Twenty hostages died during a siege in the Bangladeshi capital where troops stormed a restaurant and killed six terrorists holding hostages, a military spokesman said Saturday.
The spokesman, Brigadier Nayeem Ashfaq Chowdhry of Bangladesh Army, didn't mention the nationalities of the victims.
The victims were chopped to death by sharp weapons inside the Holey Artisan Bakery restaurant in the Gulshan diplomatic district of Dhaka on Friday, Chowdhury told reporters six hours after the hostage crisis ended.
Prime Minister Sheikh Hasina said earlier that troops rescued 13 hostages and captured one of the terrorists.
Earlier reports said there were nearly two dozen hostages held by about eight to 10 attackers that took the cafe Friday night.
A search operation was launched as the militants were killed after 12 to 13 minutes of commando operations, Chowdhury said. The forces found a number of firearms - including pistols, AK-22 rifles and sharp weapons - at the scene.
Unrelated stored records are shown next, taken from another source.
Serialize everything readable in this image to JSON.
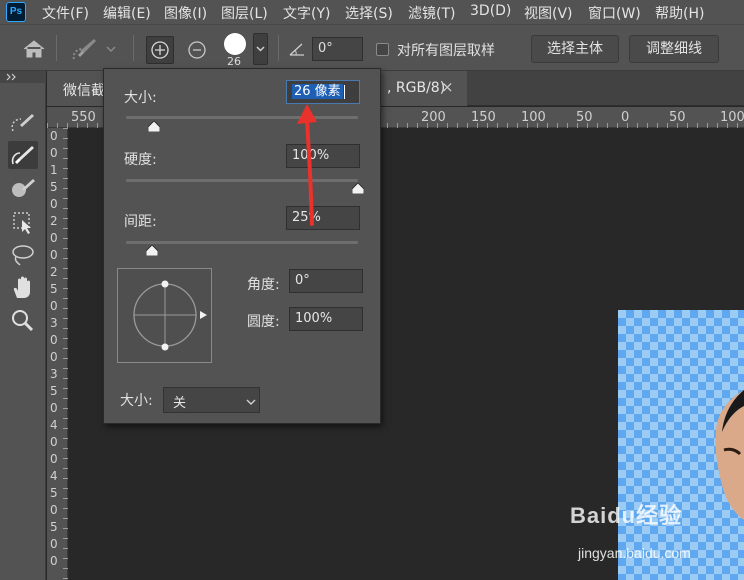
{
  "app": {
    "logo": "Ps"
  },
  "menu": [
    {
      "label": "文件(F)"
    },
    {
      "label": "编辑(E)"
    },
    {
      "label": "图像(I)"
    },
    {
      "label": "图层(L)"
    },
    {
      "label": "文字(Y)"
    },
    {
      "label": "选择(S)"
    },
    {
      "label": "滤镜(T)"
    },
    {
      "label": "3D(D)"
    },
    {
      "label": "视图(V)"
    },
    {
      "label": "窗口(W)"
    },
    {
      "label": "帮助(H)"
    }
  ],
  "options": {
    "brush_size": "26",
    "angle": "0°",
    "sample_all_layers_label": "对所有图层取样",
    "select_subject_label": "选择主体",
    "refine_edge_label": "调整细线"
  },
  "tab": {
    "title_left": "微信截",
    "title_right": ", RGB/8)",
    "close": "×"
  },
  "hruler": [
    "550",
    "250",
    "200",
    "150",
    "100",
    "50",
    "0",
    "50",
    "100"
  ],
  "vruler": [
    "0",
    "0",
    "1",
    "5",
    "0",
    "2",
    "0",
    "0",
    "2",
    "5",
    "0",
    "3",
    "0",
    "0",
    "3",
    "5",
    "0",
    "4",
    "0",
    "0",
    "4",
    "5",
    "0",
    "5",
    "0",
    "0"
  ],
  "popup": {
    "size_label": "大小:",
    "size_value": "26 像素",
    "hardness_label": "硬度:",
    "hardness_value": "100%",
    "spacing_label": "间距:",
    "spacing_value": "25%",
    "angle_label": "角度:",
    "angle_value": "0°",
    "roundness_label": "圆度:",
    "roundness_value": "100%",
    "pressure_label": "大小:",
    "pressure_value": "关",
    "sliders": {
      "size": 0.12,
      "hardness": 1.0,
      "spacing": 0.11
    }
  },
  "watermark": {
    "brand": "Baidu经验",
    "url": "jingyan.baidu.com"
  },
  "colors": {
    "accent_selection": "#1e5fb4",
    "annotation_arrow": "#e8322b",
    "transparency_grid": "#5fa8f0"
  }
}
Two of the 13 rescued alive are Sri Lankan nationals and one is Japanese, the army officer said, adding that more information would be available on the deceased after investigations.
The gunmen entered the restaurant at about 8:45 pm Friday [1445 GMT] as customers were eating. A tense standoff carried into early morning, after two police officers were killed in an initial exchange of gunfire.
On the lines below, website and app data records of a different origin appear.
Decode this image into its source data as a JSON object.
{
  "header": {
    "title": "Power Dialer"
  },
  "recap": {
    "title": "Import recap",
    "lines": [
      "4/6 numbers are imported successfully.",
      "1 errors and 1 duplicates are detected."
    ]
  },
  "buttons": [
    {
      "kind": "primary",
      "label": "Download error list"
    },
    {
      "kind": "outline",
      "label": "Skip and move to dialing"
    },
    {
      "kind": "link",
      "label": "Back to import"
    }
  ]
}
Foreign hostages included several Italians and one or more Japanese citizens, diplomats said.
The Islamic State terrorist organization reportedly claimed responsibility for the attack. Other reports said American officials suspected al-Qaeda in the Indian subcontinent, which the US declared a terrorist group the day before.
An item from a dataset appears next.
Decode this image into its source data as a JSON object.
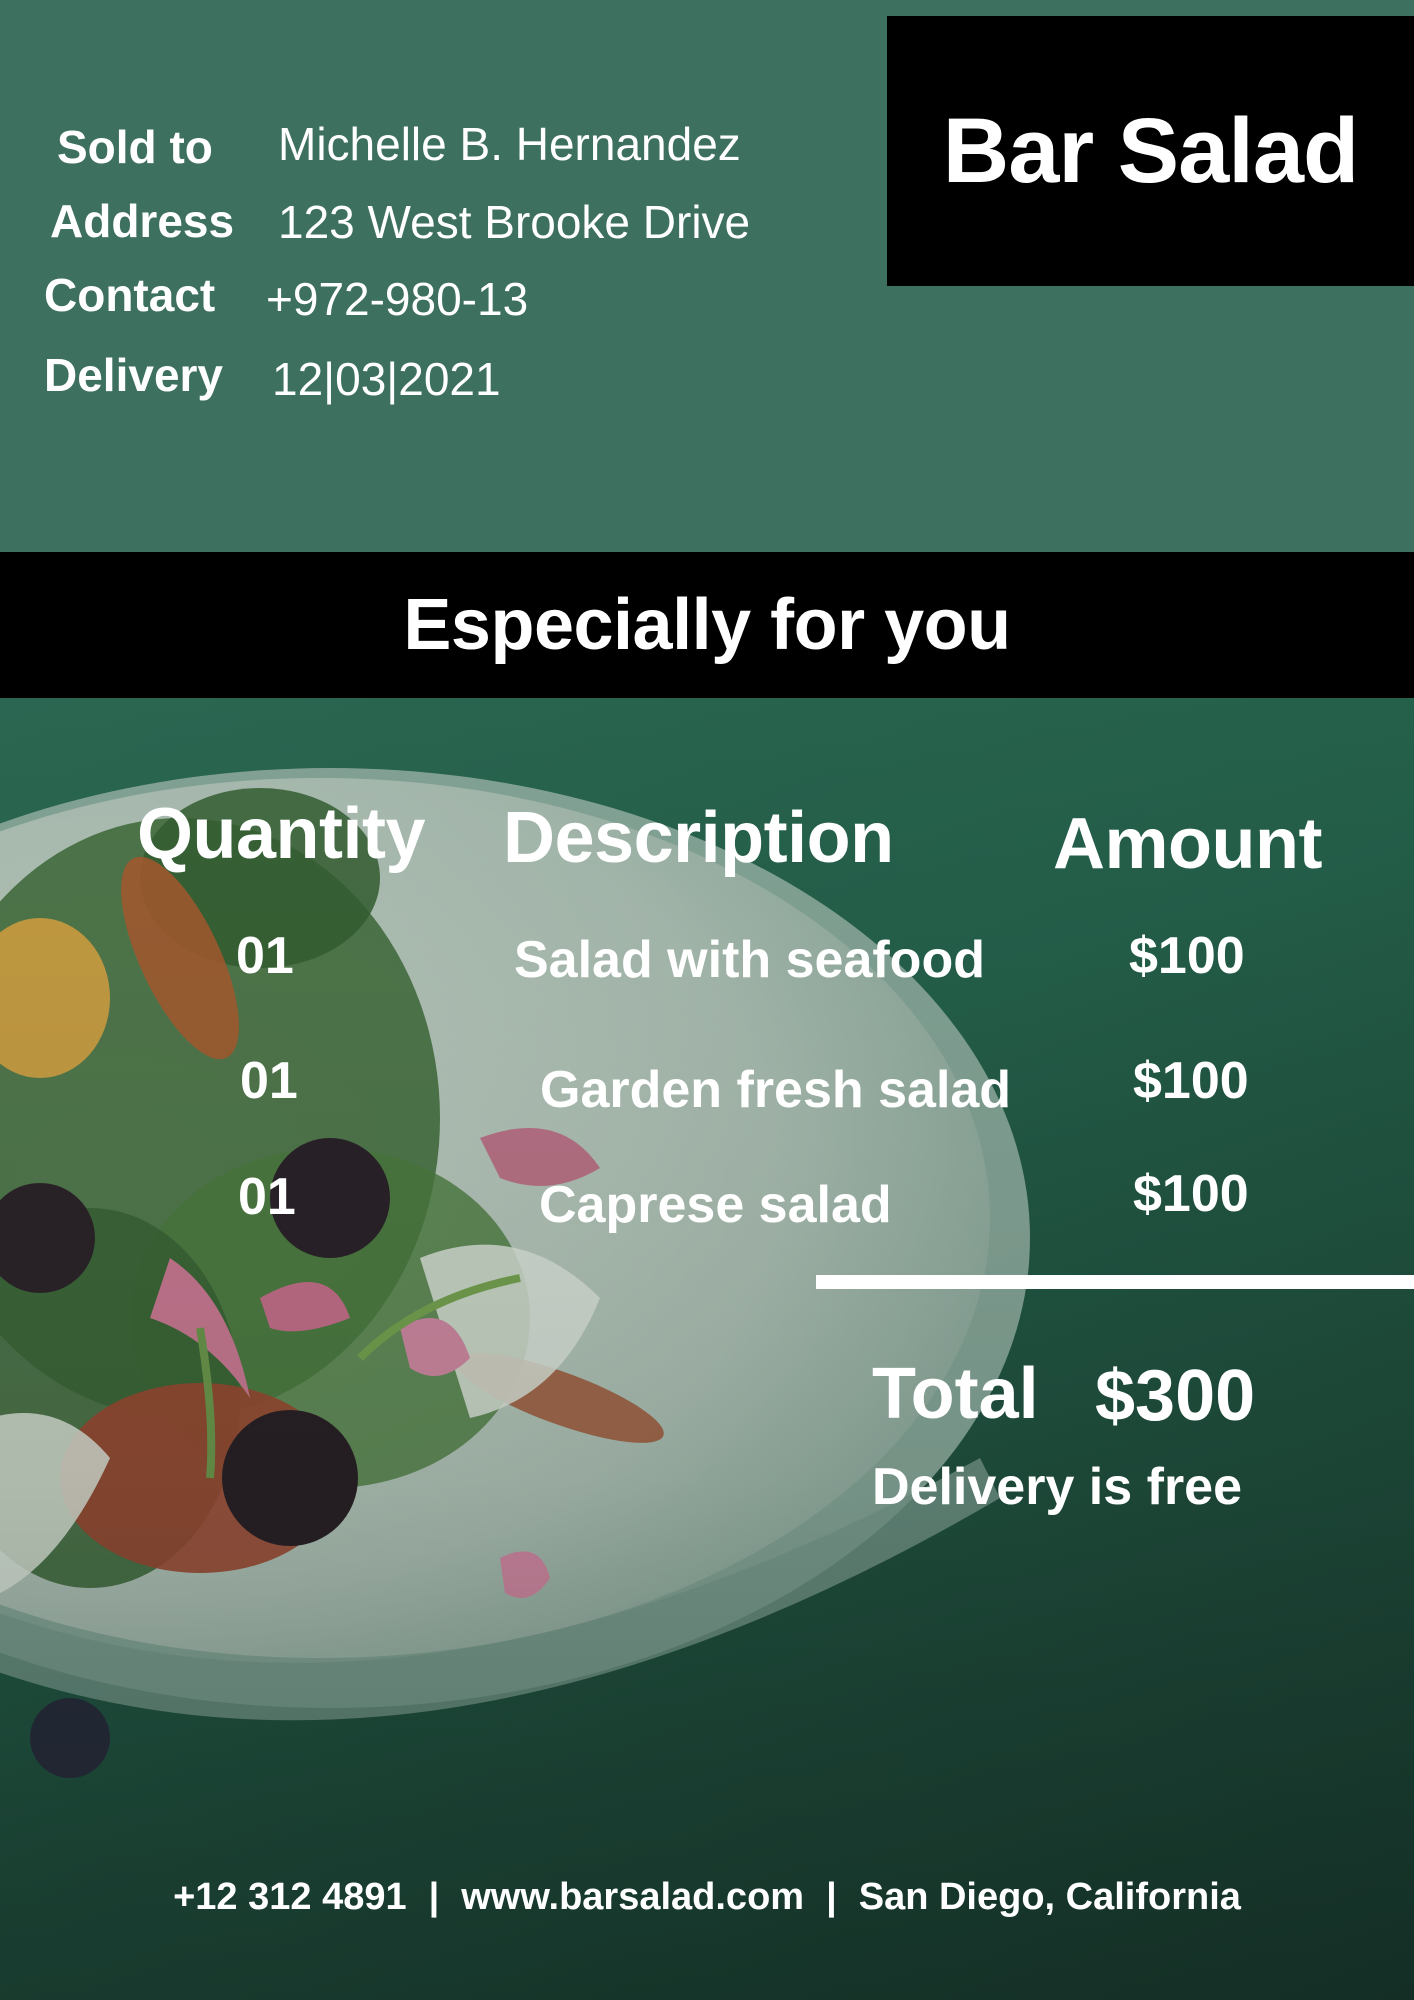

Thousands of alleged radical militants had been arrested in Bangladesh in recent weeks, local media reported.